Queen Elizabeth II, in her first-ever message delivered in 3D, urged her subjects not to forget the spirit of service that marks the Christmas season.

In her annual Christmas broadcast to her subjects, the Queen recalled what has been a year “of great celebration for many,” particularly for the Royal Family, which marked the Sovereign’s Diamond Jubilee.

The Queen called the celebrations to honour her 60 years on the throne “memorable” and “humbling,” and paid tribute to the “strength of fellowship and friendship” among those who gathered together for the various events.

The Queen also paid tribute to the “skill, dedication, training and teamwork” of British athletes at the London Summer Games.

She then paid tribute to those who aren’t able to spend the holidays with their families, including soldiers and police officers, for whom service comes first.

“Those serving in our armed forces, in our emergency services and in our hospitals, whose sense of duty takes them away from family and friends, will be missing those they love,” the Queen said. “And those who have lost loved ones may find this day especially full of memories.

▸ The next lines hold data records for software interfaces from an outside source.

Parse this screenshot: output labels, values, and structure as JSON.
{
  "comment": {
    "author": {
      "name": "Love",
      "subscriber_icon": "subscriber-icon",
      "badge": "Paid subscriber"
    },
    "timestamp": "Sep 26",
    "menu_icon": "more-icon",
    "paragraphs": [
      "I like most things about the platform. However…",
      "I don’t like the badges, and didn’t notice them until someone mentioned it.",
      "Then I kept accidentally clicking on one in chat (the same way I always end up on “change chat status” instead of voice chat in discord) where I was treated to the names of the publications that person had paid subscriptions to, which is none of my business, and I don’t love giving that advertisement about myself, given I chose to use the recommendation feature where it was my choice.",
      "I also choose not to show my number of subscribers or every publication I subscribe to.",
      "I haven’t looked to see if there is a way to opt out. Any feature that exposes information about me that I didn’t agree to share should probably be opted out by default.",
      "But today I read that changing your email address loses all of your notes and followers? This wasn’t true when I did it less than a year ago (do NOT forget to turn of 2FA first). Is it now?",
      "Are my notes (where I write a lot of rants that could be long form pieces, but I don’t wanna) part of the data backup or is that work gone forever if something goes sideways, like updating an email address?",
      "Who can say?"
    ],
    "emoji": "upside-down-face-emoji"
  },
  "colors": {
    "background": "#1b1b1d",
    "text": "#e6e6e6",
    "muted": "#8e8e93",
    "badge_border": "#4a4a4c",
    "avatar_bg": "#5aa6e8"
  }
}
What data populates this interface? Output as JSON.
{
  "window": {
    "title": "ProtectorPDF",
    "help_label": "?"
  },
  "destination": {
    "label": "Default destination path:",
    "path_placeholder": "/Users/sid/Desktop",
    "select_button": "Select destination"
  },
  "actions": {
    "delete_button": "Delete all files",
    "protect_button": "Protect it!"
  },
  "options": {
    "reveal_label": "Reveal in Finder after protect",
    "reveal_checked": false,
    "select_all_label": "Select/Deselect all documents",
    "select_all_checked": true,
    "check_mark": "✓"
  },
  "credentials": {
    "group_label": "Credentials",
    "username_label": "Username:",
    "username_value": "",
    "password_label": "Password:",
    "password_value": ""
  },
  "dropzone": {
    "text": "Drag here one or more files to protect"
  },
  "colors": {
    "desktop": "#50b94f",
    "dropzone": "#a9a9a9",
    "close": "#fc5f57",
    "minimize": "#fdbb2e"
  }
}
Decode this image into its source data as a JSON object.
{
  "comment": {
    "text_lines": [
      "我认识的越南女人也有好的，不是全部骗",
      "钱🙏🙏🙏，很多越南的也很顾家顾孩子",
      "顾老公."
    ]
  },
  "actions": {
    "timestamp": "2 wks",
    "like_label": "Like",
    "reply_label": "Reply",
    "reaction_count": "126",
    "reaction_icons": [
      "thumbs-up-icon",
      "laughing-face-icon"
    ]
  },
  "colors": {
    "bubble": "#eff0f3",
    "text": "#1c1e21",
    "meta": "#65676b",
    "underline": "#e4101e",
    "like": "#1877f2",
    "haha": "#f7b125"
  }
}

That’s why it’s important at this time of year to reach out beyond our familiar relationships to think of those who are on their own.”

She also noted the “spirit of togetherness” that marks the Christmas story, wherein Mary, Joseph and their baby were joined by shepherds and other visitors “from afar.”

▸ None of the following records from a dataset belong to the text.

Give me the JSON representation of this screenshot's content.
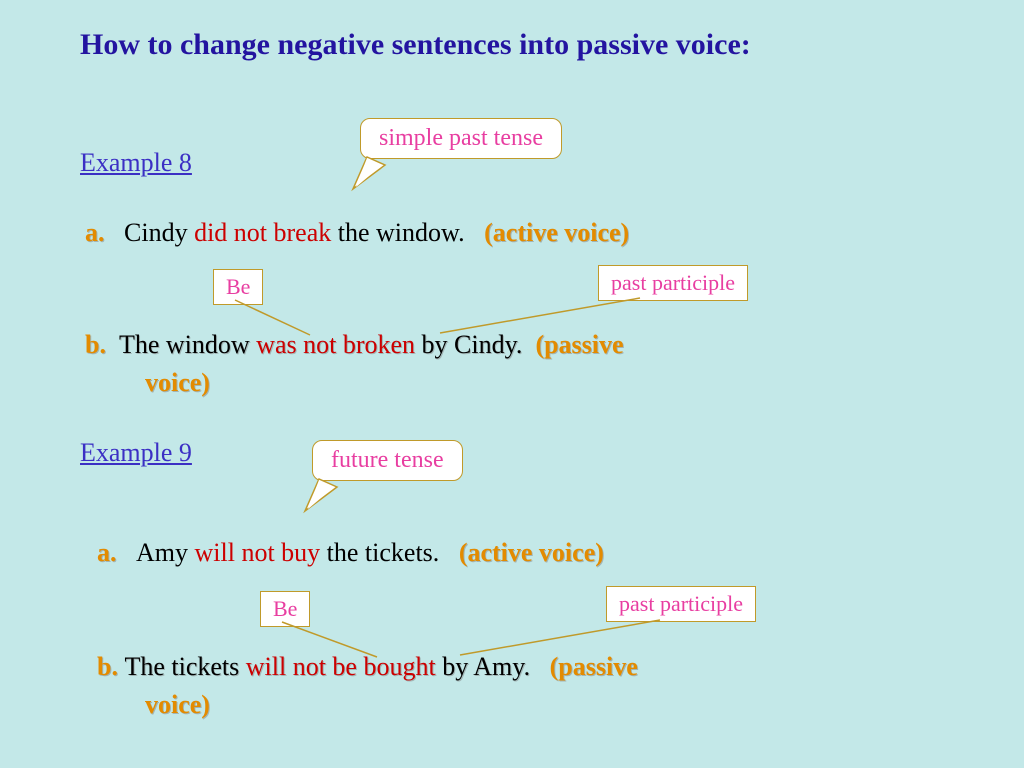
{
  "title": "How to change negative sentences into passive voice:",
  "ex8": {
    "heading": "Example 8",
    "callout": "simple past tense",
    "a": {
      "letter": "a.",
      "t1": "Cindy",
      "t2": "did not break",
      "t3": "the window.",
      "voice": "(active voice)"
    },
    "be_box": "Be",
    "pp_box": "past participle",
    "b": {
      "letter": "b.",
      "t1": "The window",
      "t2": "was not",
      "t3": "broken",
      "t4": "by Cindy.",
      "voice": "(passive",
      "voice2": "voice)"
    }
  },
  "ex9": {
    "heading": "Example 9",
    "callout": "future tense",
    "a": {
      "letter": "a.",
      "t1": "Amy",
      "t2": "will not buy",
      "t3": "the tickets.",
      "voice": "(active voice)"
    },
    "be_box": "Be",
    "pp_box": "past participle",
    "b": {
      "letter": "b.",
      "t1": "The tickets",
      "t2": "will not be",
      "t3": "bought",
      "t4": "by Amy.",
      "voice": "(passive",
      "voice2": "voice)"
    }
  }
}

“This is the time of year when we remember that God sent his only son to serve, not to be served. He restored love and service to the centre of our lives in the person of Jesus Christ,” the Queen said. “It is my prayer this Christmas Day that this example and teaching will continue to bring people together, to give the best of themselves in the service of others.”

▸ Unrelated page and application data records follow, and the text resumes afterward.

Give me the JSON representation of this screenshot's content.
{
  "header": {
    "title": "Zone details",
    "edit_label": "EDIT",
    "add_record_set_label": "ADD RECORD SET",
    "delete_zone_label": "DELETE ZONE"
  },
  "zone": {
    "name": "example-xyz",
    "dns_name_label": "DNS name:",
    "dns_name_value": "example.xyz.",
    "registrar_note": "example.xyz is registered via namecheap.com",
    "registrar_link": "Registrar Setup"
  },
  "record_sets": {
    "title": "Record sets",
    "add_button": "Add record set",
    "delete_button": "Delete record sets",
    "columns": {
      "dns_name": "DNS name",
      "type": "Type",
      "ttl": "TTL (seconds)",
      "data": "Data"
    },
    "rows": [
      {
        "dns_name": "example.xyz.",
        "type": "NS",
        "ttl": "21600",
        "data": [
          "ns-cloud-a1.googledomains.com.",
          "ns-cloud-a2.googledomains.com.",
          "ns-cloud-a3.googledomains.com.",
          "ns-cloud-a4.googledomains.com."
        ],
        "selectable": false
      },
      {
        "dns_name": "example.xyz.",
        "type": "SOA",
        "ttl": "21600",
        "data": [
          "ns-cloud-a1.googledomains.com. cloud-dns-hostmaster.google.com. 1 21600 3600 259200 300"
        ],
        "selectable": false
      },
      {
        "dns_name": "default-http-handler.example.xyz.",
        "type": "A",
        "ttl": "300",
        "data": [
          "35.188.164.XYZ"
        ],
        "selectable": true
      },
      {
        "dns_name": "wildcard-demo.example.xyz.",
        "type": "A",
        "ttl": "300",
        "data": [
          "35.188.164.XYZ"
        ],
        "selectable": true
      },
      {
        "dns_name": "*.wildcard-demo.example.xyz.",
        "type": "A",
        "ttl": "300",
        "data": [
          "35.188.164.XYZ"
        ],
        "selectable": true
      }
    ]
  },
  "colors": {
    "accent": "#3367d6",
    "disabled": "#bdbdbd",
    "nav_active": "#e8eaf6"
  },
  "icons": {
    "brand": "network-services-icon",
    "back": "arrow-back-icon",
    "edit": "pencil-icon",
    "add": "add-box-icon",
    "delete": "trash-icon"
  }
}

She then wished her subjects “a happy Christmas.”

Prime Minister Stephen Harper also released his annual Christmas message, though a much shorter one, saying Christmas is a time “for Canadians of all backgrounds to come together in appreciation of our most fortunate country.”

He praised Canada as an “island of stability” amid worldwide economic uncertainty, and vowed to encourage job creation and economic growth in 2013.

“But for now, let us be mindful of those who are less fortunate, be grateful for the service of our men and women in uniform, and let us give thanks for Canada, the best country in the world,” he said.

He closed by extending best Christmas and Hanukkah wishes from his family: wife Laureen, and children Ben and Rachel.